So while the National Parks are indeed promoted, it’s all done very very quietly.
Down at the beach, where – trust me – while you might want to get a flavour of a genuine Italian-style holiday on your own sunbed-amongst-ten-thousand; the scent of pizza and suntan oil; piped Europop; and where the cash registers start to glow red-hot as each day gathers pace, out in the country, it’s very different.
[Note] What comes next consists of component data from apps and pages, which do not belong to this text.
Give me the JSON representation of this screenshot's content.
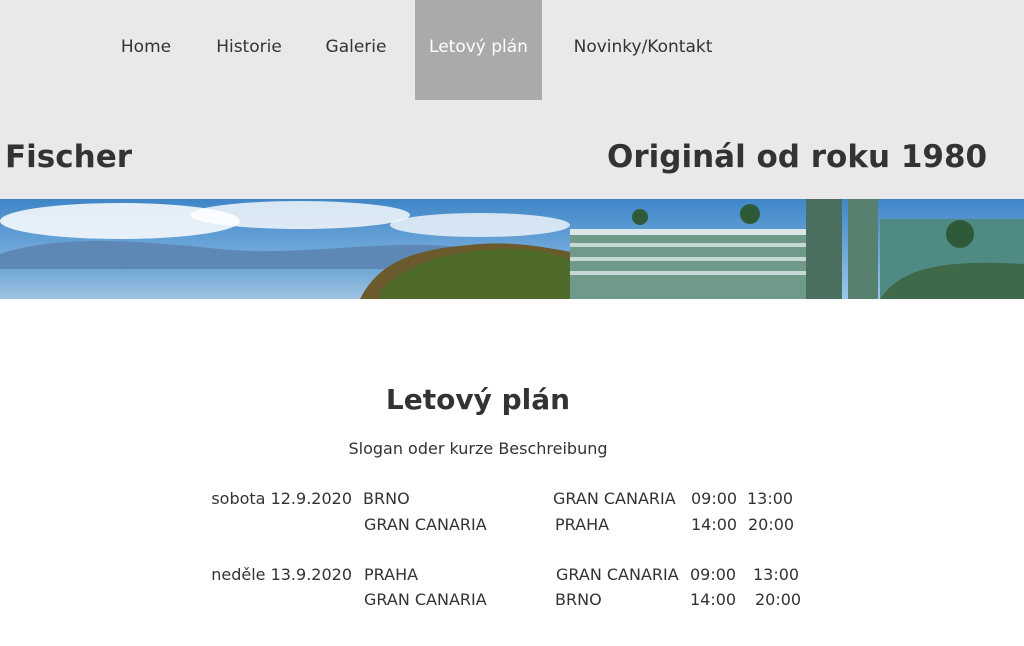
{
  "nav": {
    "items": [
      {
        "label": "Home"
      },
      {
        "label": "Historie"
      },
      {
        "label": "Galerie"
      },
      {
        "label": "Letový plán",
        "active": true
      },
      {
        "label": "Novinky/Kontakt"
      }
    ]
  },
  "brand": {
    "name": "Fischer",
    "tagline": "Originál od roku 1980"
  },
  "main": {
    "title": "Letový plán",
    "slogan": "Slogan oder kurze Beschreibung"
  },
  "schedule": [
    {
      "date": "sobota 12.9.2020",
      "flights": [
        {
          "from": "BRNO",
          "to": "GRAN CANARIA",
          "depart": "09:00",
          "arrive": "13:00"
        },
        {
          "from": "GRAN CANARIA",
          "to": "PRAHA",
          "depart": "14:00",
          "arrive": "20:00"
        }
      ]
    },
    {
      "date": "neděle 13.9.2020",
      "flights": [
        {
          "from": "PRAHA",
          "to": "GRAN CANARIA",
          "depart": "09:00",
          "arrive": "13:00"
        },
        {
          "from": "GRAN CANARIA",
          "to": "BRNO",
          "depart": "14:00",
          "arrive": "20:00"
        }
      ]
    }
  ],
  "colors": {
    "header_bg": "#e9e9e9",
    "nav_active_bg": "#aaaaaa",
    "text": "#333333"
  }
}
Italians like to go to the beach. Not the countryside. And as a steadily increasing stream of non-Italian visitors are discovering, Abruzzo’s countryside is actually a pretty good place for a holiday. From hotels; to holiday rentals; to B&B’s; to agriturisimi; to even campsites, there’s a huge choice of accommodation to suit everyone from big family groups to – yes – couples.
(Although – and let’s get the sponsor’s message in here – Villasfor2 is the only accommodation-provider in all Abruzzo that caters exclusively for couples).
Then factor-in the considerable plus-point that because mass tourism currently just doesn’t exist in Abruzzo’s countryside, the inland bars, restaurants and amenities are for locals only and consequently offer staggeringly good value for money.
No crowds. Great choice of places to stay. Terrific value for money. National Parks. Scenery. And easy enough to get to. As for the weather, (though I have to be brutally honest and confess that until the beginning of August, this year’s been decidedly variable), generally speaking sunshine’s pretty much assured from June to September.
The irony is that while travel writers drop-in for a few days and end-up focussing on Abruzzo’s surface appeal – the deep-down reality is so much better.